Return the entries exactly. Images are not part of the copy.

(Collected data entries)
_ _ _ _ _ _ _

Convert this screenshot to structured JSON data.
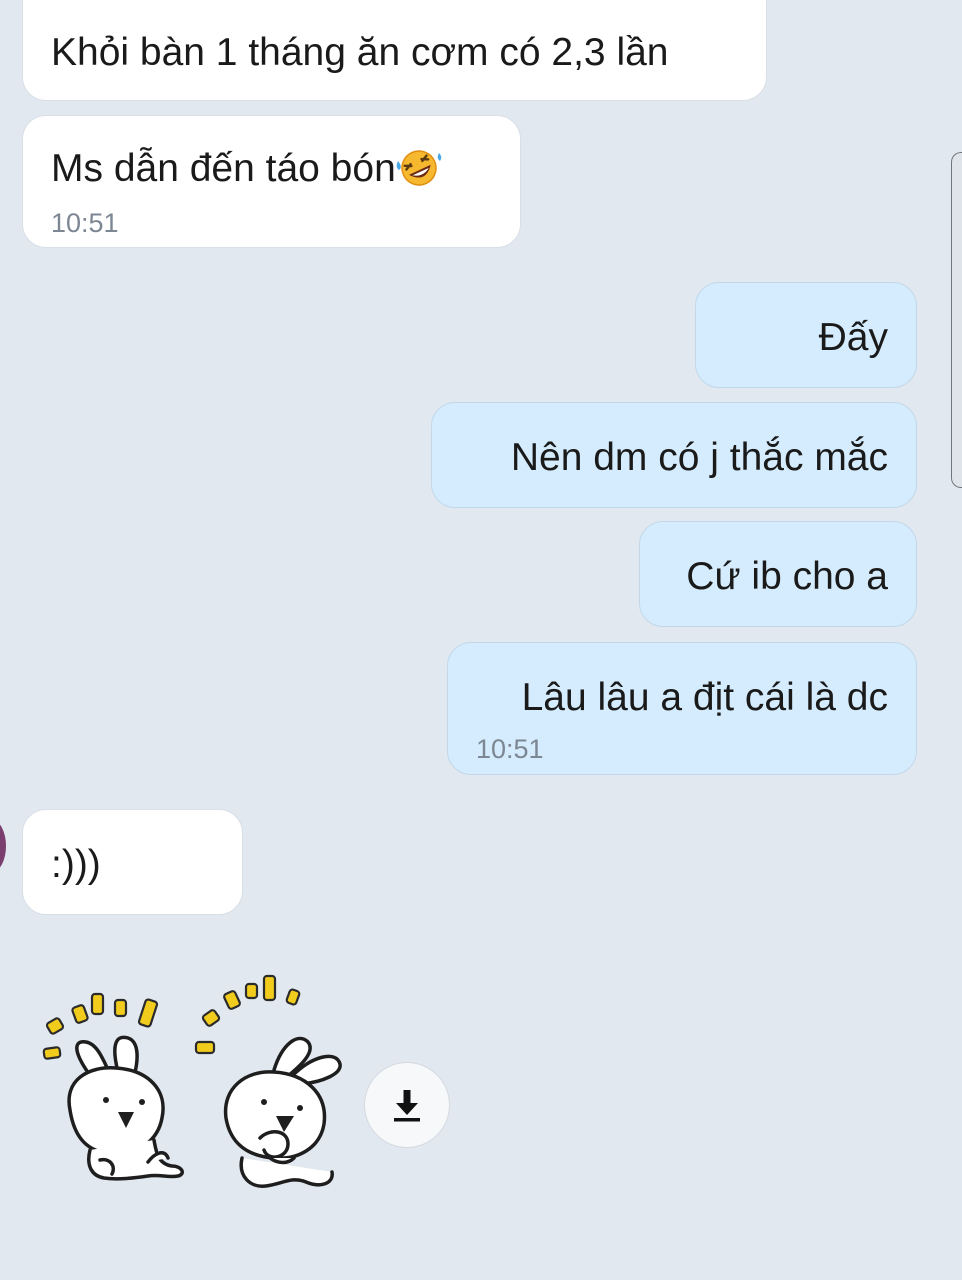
{
  "chat": {
    "messages": [
      {
        "id": 1,
        "direction": "incoming",
        "text": "Khỏi bàn 1 tháng ăn cơm có 2,3 lần",
        "time": null
      },
      {
        "id": 2,
        "direction": "incoming",
        "text": "Ms dẫn đến táo bón",
        "emoji": "rolling-on-floor-laughing-emoji",
        "time": "10:51"
      },
      {
        "id": 3,
        "direction": "outgoing",
        "text": "Đấy",
        "time": null
      },
      {
        "id": 4,
        "direction": "outgoing",
        "text": "Nên dm có j thắc mắc",
        "time": null
      },
      {
        "id": 5,
        "direction": "outgoing",
        "text": "Cứ ib cho a",
        "time": null
      },
      {
        "id": 6,
        "direction": "outgoing",
        "text": "Lâu lâu a địt cái là dc",
        "time": "10:51"
      },
      {
        "id": 7,
        "direction": "incoming",
        "text": ":)))",
        "time": null
      }
    ],
    "sticker": {
      "icon": "two-bunnies-cheering-sticker"
    },
    "download_icon": "download-arrow-icon"
  },
  "colors": {
    "background": "#e1e8f0",
    "incoming_bubble": "#ffffff",
    "outgoing_bubble": "#d4ecfd",
    "timestamp": "#7c8793",
    "sparkle": "#f2cc1d",
    "avatar": "#7a3f6f"
  }
}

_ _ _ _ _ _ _

→ Response to this task:
Convert this screenshot to structured JSON data.
{
  "chat": {
    "messages": [
      {
        "id": 1,
        "direction": "incoming",
        "text": "Khỏi bàn 1 tháng ăn cơm có 2,3 lần",
        "time": null
      },
      {
        "id": 2,
        "direction": "incoming",
        "text": "Ms dẫn đến táo bón",
        "emoji": "rolling-on-floor-laughing-emoji",
        "time": "10:51"
      },
      {
        "id": 3,
        "direction": "outgoing",
        "text": "Đấy",
        "time": null
      },
      {
        "id": 4,
        "direction": "outgoing",
        "text": "Nên dm có j thắc mắc",
        "time": null
      },
      {
        "id": 5,
        "direction": "outgoing",
        "text": "Cứ ib cho a",
        "time": null
      },
      {
        "id": 6,
        "direction": "outgoing",
        "text": "Lâu lâu a địt cái là dc",
        "time": "10:51"
      },
      {
        "id": 7,
        "direction": "incoming",
        "text": ":)))",
        "time": null
      }
    ],
    "sticker": {
      "icon": "two-bunnies-cheering-sticker"
    },
    "download_icon": "download-arrow-icon"
  },
  "colors": {
    "background": "#e1e8f0",
    "incoming_bubble": "#ffffff",
    "outgoing_bubble": "#d4ecfd",
    "timestamp": "#7c8793",
    "sparkle": "#f2cc1d",
    "avatar": "#7a3f6f"
  }
}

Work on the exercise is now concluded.